VILA DE REI/MACAO, Portugal: After more than 50 hours, firefighters were still battling a wildfire in central Portugal late on Monday, as villagers and local authorities blamed a lack of resources and government inaction for the damage caused by the flames.
So far, 39 people had been injured, including one who was in serious condition. Portugal’s Civil Protection department said some villagers had been evacuated as a precaution and houses had been destroyed.
The fire was small in comparison with a massive blaze that hit the same region in June 2017, killing 64 people and burning about 55,000 hectares (136,000 acres) in a few days. That was the worst disaster in modern Portuguese history.
Data from the European Union fire-mapping service showed about 8,500 hectares (21,000 acres) burned over the weekend.
Civil Protection said earlier on Monday that the fire, which broke out on Saturday afternoon, was 90% under control, but warned that the remaining blazes required “a lot of attention” as the winds whipped up later in the day, fanning the flames in tinder-dry conditions.
By evening, the fire was only 70% under control because of the strong winds and high temperatures, Civil Protection commander Pedro Nunes said, adding there were currently no homes or villages at risk.
“The worst-case scenario happened,” said Nunes. He said firefighters would adopt techniques overnight to put out the flames, including using four bulldozers provided by the armed forces.
Even though humidity is expected to remain low, the wind is set to lose strength in the early hours of Tuesday, which could help firefighters end the wildfire, Nunes added.
Covered in eucalyptus and pine trees, central Portugal is frequently hit by summer blazes, with hilly terrain making it especially difficult for firefighters to reach.

’THERE WAS NO ONE’
Villagers, as well as authorities in Macao and Vila de Rei, areas in the heart of the fire zone, said there were not enough firefighters and resources to combat the flames.

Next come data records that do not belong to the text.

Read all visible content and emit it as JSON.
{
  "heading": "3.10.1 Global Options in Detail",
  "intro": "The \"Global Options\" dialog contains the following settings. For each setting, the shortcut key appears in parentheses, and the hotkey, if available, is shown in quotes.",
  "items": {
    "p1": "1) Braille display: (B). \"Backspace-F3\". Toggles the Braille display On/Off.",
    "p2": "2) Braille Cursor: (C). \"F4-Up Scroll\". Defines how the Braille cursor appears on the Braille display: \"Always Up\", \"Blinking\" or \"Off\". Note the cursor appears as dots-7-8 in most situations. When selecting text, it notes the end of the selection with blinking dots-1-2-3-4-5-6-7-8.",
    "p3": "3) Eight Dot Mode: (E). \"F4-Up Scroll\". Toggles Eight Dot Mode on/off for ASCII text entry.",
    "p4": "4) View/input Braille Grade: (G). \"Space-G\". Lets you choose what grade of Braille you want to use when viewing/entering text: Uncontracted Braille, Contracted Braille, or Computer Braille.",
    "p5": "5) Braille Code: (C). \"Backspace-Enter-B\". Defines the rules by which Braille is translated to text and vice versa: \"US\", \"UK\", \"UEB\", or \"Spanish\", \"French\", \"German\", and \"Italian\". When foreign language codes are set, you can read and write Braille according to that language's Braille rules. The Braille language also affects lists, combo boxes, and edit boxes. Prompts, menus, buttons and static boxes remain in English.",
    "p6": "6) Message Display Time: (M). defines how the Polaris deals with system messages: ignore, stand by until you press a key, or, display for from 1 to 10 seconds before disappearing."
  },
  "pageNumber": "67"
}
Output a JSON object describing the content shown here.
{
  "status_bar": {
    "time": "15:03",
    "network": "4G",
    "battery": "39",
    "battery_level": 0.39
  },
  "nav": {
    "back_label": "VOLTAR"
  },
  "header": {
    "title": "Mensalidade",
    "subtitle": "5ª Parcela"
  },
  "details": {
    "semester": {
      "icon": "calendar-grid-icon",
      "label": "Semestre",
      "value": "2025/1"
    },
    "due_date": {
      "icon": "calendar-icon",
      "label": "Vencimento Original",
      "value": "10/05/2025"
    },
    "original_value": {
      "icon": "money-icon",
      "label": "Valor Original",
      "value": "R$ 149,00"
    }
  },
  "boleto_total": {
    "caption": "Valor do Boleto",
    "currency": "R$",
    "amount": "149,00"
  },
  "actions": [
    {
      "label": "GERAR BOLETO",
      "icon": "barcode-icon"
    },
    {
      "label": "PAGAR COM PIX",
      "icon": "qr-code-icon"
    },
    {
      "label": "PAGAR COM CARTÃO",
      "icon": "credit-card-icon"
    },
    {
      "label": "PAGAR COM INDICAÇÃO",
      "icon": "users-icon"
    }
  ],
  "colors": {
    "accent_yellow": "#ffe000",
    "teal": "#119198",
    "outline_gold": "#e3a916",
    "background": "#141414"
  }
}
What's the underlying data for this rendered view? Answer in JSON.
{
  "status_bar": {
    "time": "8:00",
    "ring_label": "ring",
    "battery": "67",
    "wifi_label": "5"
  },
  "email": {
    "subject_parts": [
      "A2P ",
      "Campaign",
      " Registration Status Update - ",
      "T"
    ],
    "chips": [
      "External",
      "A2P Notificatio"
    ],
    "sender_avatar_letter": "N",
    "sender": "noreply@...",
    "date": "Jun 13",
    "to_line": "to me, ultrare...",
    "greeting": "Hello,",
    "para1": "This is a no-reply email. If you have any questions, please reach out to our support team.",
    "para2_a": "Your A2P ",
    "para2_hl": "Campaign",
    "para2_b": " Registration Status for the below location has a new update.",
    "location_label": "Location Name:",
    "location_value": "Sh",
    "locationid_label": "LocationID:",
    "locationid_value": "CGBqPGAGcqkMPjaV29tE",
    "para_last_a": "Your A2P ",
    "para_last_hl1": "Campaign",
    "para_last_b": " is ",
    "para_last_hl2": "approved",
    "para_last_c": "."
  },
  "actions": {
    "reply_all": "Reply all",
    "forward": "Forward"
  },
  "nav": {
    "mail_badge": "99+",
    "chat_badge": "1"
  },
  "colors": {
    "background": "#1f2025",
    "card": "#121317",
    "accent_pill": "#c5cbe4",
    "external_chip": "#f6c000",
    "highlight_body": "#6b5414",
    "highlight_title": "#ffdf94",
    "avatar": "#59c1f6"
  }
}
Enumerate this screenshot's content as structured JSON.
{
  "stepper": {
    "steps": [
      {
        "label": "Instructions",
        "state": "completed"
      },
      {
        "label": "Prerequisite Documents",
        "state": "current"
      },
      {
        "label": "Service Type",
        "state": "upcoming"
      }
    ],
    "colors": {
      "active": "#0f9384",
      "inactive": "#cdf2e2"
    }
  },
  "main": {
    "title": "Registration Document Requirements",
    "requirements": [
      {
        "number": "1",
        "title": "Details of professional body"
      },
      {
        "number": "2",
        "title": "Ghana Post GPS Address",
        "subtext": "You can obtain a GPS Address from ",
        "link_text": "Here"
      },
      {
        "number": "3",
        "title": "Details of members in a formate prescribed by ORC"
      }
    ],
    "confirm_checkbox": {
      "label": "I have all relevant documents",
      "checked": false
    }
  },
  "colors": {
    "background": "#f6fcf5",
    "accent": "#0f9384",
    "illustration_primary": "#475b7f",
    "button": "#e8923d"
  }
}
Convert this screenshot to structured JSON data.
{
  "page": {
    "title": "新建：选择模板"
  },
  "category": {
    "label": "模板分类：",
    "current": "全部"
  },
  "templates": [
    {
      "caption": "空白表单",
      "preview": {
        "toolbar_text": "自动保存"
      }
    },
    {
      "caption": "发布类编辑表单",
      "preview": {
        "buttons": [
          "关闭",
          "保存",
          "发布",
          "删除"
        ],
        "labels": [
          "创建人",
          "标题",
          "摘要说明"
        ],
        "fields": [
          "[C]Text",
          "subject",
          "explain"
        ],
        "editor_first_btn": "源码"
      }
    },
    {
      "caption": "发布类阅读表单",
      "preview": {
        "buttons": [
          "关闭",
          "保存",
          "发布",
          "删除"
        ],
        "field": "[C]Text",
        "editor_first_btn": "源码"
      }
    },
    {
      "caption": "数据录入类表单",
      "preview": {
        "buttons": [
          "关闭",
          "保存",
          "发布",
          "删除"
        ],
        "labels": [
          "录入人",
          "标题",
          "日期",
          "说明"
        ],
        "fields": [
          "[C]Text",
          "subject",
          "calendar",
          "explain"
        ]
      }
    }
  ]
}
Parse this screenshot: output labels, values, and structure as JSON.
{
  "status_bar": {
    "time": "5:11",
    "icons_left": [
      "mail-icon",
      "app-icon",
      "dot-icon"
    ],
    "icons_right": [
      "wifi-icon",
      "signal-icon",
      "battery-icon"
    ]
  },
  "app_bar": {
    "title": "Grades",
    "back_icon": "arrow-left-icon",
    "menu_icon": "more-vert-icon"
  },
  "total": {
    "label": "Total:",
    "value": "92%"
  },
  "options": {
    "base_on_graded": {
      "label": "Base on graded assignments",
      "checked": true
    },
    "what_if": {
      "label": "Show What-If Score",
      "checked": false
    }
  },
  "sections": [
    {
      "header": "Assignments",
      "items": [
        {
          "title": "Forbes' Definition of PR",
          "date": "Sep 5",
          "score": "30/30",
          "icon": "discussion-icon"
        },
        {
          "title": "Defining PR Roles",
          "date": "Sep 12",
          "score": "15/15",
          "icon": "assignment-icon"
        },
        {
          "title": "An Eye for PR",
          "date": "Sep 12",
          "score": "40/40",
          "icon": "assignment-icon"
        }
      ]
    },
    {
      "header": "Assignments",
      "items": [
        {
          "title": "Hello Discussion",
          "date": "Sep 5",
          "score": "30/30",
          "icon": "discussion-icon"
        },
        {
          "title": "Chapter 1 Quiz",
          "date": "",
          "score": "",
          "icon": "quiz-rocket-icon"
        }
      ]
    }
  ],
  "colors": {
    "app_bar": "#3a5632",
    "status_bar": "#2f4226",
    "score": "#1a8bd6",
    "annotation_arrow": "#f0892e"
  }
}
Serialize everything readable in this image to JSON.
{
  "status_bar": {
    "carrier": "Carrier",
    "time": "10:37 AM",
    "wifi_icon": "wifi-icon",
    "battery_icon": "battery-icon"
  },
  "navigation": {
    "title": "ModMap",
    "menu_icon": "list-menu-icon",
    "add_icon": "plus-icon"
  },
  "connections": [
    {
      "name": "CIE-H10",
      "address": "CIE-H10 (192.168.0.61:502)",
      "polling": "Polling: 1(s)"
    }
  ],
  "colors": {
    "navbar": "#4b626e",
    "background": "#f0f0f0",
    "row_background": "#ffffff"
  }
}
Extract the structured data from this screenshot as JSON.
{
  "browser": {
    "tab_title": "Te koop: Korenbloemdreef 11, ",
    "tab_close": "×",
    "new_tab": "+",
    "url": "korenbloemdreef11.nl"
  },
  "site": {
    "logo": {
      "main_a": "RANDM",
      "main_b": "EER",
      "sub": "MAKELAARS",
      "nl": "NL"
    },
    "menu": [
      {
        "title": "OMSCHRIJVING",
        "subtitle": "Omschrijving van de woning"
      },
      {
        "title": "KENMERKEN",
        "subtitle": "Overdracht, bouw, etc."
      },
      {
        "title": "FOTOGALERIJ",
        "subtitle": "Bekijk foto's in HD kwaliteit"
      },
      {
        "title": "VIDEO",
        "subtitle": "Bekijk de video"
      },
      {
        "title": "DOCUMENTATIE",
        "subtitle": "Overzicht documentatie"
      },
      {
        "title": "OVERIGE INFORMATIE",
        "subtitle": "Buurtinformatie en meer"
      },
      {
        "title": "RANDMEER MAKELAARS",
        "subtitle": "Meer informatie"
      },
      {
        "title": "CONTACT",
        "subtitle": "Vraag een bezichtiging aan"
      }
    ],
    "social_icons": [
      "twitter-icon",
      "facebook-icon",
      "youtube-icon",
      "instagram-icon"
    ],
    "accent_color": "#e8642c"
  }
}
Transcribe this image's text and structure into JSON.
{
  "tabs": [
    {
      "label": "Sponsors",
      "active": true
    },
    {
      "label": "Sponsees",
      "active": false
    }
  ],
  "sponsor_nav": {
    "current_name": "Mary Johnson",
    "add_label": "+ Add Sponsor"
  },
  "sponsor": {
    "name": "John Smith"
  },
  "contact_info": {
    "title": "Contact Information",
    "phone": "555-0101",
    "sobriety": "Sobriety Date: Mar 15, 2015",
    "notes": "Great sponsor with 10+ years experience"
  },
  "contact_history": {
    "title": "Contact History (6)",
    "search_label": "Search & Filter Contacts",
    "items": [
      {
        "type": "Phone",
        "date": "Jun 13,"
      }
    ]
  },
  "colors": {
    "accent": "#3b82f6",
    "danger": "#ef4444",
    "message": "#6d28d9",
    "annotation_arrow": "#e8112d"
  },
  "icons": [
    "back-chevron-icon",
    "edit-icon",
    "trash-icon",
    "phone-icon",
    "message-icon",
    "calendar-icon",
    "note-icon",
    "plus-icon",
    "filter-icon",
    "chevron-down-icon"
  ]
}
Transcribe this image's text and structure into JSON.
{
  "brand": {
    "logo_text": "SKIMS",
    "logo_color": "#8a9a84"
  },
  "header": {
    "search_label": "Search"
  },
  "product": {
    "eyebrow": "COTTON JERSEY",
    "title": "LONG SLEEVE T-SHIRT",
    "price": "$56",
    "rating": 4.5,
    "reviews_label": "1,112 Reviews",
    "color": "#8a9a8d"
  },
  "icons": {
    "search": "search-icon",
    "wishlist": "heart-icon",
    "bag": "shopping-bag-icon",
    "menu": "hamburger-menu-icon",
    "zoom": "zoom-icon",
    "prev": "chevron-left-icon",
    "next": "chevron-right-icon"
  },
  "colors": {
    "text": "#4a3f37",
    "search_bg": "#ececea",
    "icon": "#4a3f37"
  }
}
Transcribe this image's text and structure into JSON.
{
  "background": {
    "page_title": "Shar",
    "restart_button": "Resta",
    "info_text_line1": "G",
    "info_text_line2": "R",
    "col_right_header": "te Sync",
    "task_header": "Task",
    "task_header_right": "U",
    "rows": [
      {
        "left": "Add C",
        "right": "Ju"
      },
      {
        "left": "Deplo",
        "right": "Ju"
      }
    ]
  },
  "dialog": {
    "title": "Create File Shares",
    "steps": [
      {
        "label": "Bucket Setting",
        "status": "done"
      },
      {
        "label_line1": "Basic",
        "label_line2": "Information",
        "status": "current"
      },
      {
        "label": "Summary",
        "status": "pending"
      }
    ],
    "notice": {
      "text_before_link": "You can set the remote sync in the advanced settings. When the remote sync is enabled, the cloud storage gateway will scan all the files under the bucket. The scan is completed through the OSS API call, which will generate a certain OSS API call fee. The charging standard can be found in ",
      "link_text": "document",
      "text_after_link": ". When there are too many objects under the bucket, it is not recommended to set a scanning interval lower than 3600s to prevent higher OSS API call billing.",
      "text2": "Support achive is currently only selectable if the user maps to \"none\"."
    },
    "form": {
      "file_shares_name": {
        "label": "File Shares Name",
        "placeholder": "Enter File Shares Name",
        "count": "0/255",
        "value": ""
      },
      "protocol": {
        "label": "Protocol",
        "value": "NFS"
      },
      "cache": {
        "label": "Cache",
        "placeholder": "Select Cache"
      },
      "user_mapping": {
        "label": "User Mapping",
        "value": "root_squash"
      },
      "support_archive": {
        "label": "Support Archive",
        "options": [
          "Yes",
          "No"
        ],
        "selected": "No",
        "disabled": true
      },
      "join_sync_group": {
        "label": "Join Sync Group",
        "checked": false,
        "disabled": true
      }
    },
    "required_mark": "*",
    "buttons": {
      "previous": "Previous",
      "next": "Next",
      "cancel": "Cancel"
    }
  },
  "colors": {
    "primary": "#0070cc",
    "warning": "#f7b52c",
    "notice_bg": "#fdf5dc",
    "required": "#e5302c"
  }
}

Sheep farmer Joaquim Ribeiro told Reuters there were no firefighters when the blaze arrived at his village in Macao, forcing him to transfer his animals elsewhere. “It was pandemonium.”
Another sheep farmer, Fernando Cardoso, said he rushed to a nearby fire station as the flames approached his village but the firefighters told him they could not help until given the green light.
“The fire appeared out of nowhere,” he said. “When we got here, there were flames everywhere, no place to turn, no firefighters, there was no one.”
Local authorities have also pointed the finger at Portugal’s Socialist government, led by Prime Minister Antonio Costa.
Speaking to Lusa news agency, the deputy mayor of Vila de Rei, Paulo Cesar, accused the government of not being able to prevent wildfires.
“The municipality is fed up with these successive fires linked to criminal activity and is fed up of seeing the state fail again,” he said.
Asked by reporters about the complaints, Costa said the mayors were “primarily responsible” for protecting their own municipalities from wildfires through “proper management of their territory.”
Internal Administration Minister Eduardo Cabrita said police had opened an investigation into the fires. Portugal’s judiciary police have collected evidence and artifacts that could be related to the fires’ origin, an official told Lusa news agency.
In a statement, police said a 55-year-old man was detained on suspicion of starting a blaze in the Portuguese district of Castelo Branco. But a police source, quoted by Portuguese newspaper Observador, said the detention was not related to the fires in question.
The police did not reply to a Reuters request for comment.
Civil Protection said 1,079 firefighters were on the ground, backed up by 347 firefighting vehicles.
Spain said late on Monday that it was sending two aircraft to help tackle the fires in Portugal.